ACTION ITEM:
Wherever the string "按主要分离技术" shows up in the data below, copy the whole line.

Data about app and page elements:
((

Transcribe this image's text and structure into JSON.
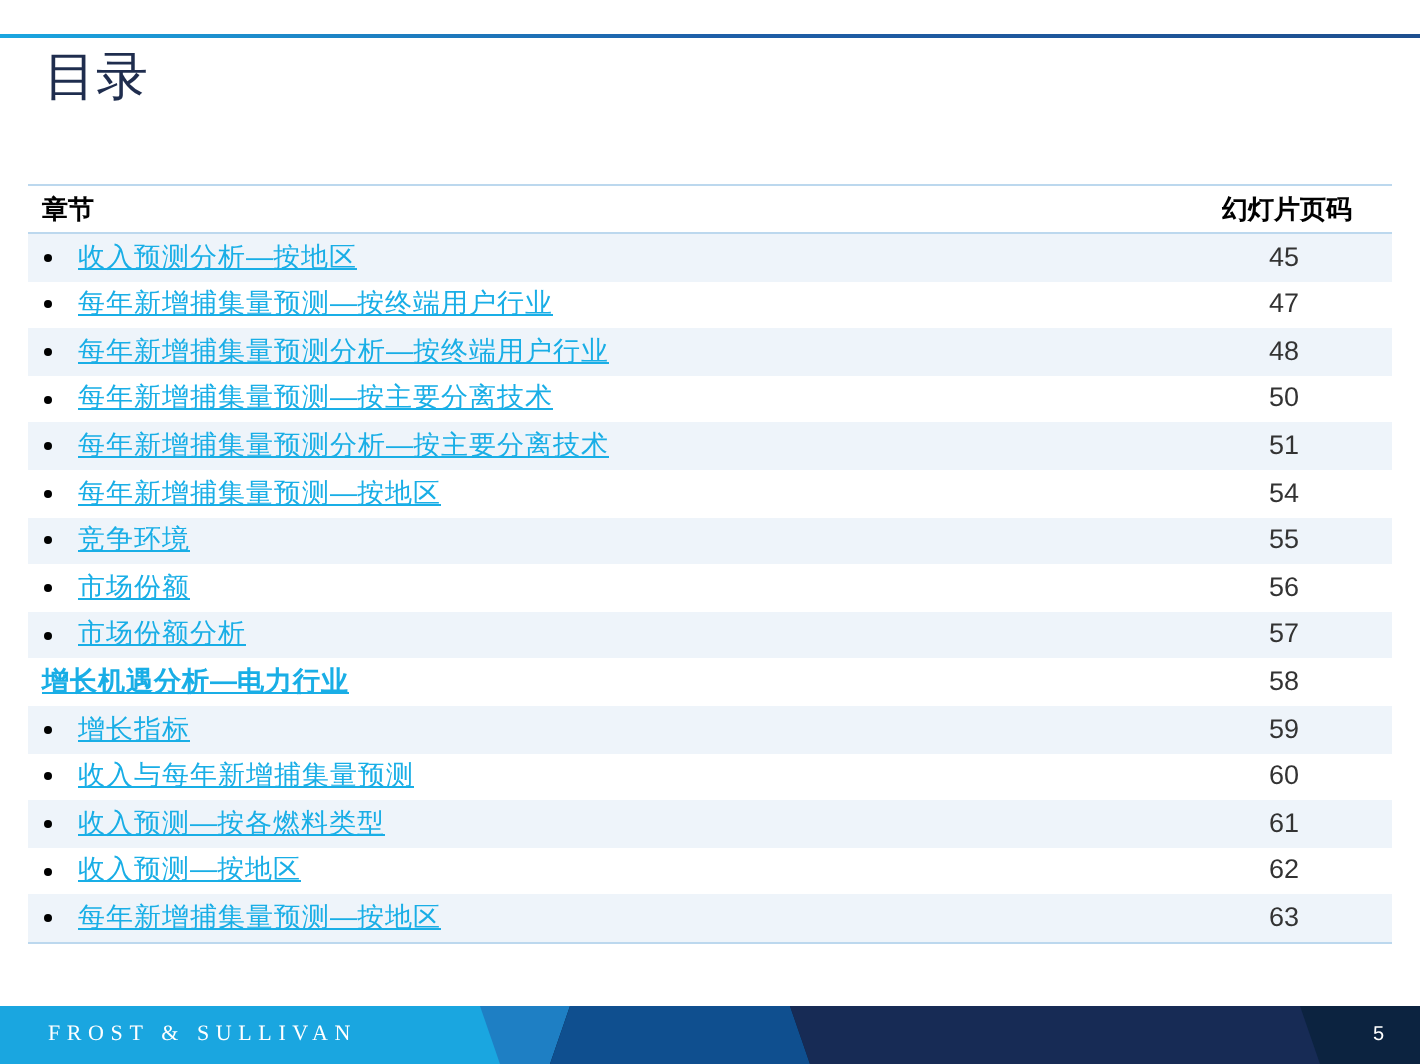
{
  "slide": {
    "title": "目录",
    "page_number": "5",
    "footer_logo": "FROST & SULLIVAN"
  },
  "table": {
    "columns": [
      "章节",
      "幻灯片页码"
    ],
    "rows": [
      {
        "kind": "sub",
        "label": "收入预测分析—按地区",
        "page": "45"
      },
      {
        "kind": "sub",
        "label": "每年新增捕集量预测—按终端用户行业",
        "page": "47"
      },
      {
        "kind": "sub",
        "label": "每年新增捕集量预测分析—按终端用户行业",
        "page": "48"
      },
      {
        "kind": "sub",
        "label": "每年新增捕集量预测—按主要分离技术",
        "page": "50"
      },
      {
        "kind": "sub",
        "label": "每年新增捕集量预测分析—按主要分离技术",
        "page": "51"
      },
      {
        "kind": "sub",
        "label": "每年新增捕集量预测—按地区",
        "page": "54"
      },
      {
        "kind": "sub",
        "label": "竞争环境",
        "page": "55"
      },
      {
        "kind": "sub",
        "label": "市场份额",
        "page": "56"
      },
      {
        "kind": "sub",
        "label": "市场份额分析",
        "page": "57"
      },
      {
        "kind": "section",
        "label": "增长机遇分析—电力行业",
        "page": "58"
      },
      {
        "kind": "sub",
        "label": "增长指标",
        "page": "59"
      },
      {
        "kind": "sub",
        "label": "收入与每年新增捕集量预测",
        "page": "60"
      },
      {
        "kind": "sub",
        "label": "收入预测—按各燃料类型",
        "page": "61"
      },
      {
        "kind": "sub",
        "label": "收入预测—按地区",
        "page": "62"
      },
      {
        "kind": "sub",
        "label": "每年新增捕集量预测—按地区",
        "page": "63"
      }
    ]
  }
}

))

FINAL ANSWER:
        "label": "每年新增捕集量预测—按主要分离技术",
        "label": "每年新增捕集量预测分析—按主要分离技术",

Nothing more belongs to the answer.